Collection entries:

Segment Open

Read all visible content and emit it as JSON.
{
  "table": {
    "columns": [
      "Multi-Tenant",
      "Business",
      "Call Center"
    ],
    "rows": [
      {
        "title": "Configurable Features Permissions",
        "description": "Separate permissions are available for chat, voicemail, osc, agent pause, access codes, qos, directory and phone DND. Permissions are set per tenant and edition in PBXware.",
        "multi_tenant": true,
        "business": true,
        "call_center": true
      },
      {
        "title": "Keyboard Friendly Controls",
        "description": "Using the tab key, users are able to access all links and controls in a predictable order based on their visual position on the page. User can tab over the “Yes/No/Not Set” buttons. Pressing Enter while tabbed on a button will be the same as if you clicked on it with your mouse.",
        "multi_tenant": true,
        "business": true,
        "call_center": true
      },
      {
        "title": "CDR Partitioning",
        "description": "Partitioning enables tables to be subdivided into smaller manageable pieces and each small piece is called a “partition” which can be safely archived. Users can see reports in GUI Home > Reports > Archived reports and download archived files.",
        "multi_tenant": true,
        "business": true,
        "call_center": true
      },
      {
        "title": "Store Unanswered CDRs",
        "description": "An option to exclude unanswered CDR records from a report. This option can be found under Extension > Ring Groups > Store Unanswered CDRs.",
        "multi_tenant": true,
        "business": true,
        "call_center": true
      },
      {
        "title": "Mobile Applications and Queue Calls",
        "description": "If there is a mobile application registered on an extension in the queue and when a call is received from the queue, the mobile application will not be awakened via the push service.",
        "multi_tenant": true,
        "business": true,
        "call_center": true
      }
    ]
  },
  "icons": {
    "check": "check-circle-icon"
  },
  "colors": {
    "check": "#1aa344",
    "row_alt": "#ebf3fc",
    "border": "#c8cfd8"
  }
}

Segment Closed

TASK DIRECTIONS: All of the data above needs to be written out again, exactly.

WRITTEN ANSWER:
Read all visible content and emit it as JSON.
{
  "table": {
    "columns": [
      "Multi-Tenant",
      "Business",
      "Call Center"
    ],
    "rows": [
      {
        "title": "Configurable Features Permissions",
        "description": "Separate permissions are available for chat, voicemail, osc, agent pause, access codes, qos, directory and phone DND. Permissions are set per tenant and edition in PBXware.",
        "multi_tenant": true,
        "business": true,
        "call_center": true
      },
      {
        "title": "Keyboard Friendly Controls",
        "description": "Using the tab key, users are able to access all links and controls in a predictable order based on their visual position on the page. User can tab over the “Yes/No/Not Set” buttons. Pressing Enter while tabbed on a button will be the same as if you clicked on it with your mouse.",
        "multi_tenant": true,
        "business": true,
        "call_center": true
      },
      {
        "title": "CDR Partitioning",
        "description": "Partitioning enables tables to be subdivided into smaller manageable pieces and each small piece is called a “partition” which can be safely archived. Users can see reports in GUI Home > Reports > Archived reports and download archived files.",
        "multi_tenant": true,
        "business": true,
        "call_center": true
      },
      {
        "title": "Store Unanswered CDRs",
        "description": "An option to exclude unanswered CDR records from a report. This option can be found under Extension > Ring Groups > Store Unanswered CDRs.",
        "multi_tenant": true,
        "business": true,
        "call_center": true
      },
      {
        "title": "Mobile Applications and Queue Calls",
        "description": "If there is a mobile application registered on an extension in the queue and when a call is received from the queue, the mobile application will not be awakened via the push service.",
        "multi_tenant": true,
        "business": true,
        "call_center": true
      }
    ]
  },
  "icons": {
    "check": "check-circle-icon"
  },
  "colors": {
    "check": "#1aa344",
    "row_alt": "#ebf3fc",
    "border": "#c8cfd8"
  }
}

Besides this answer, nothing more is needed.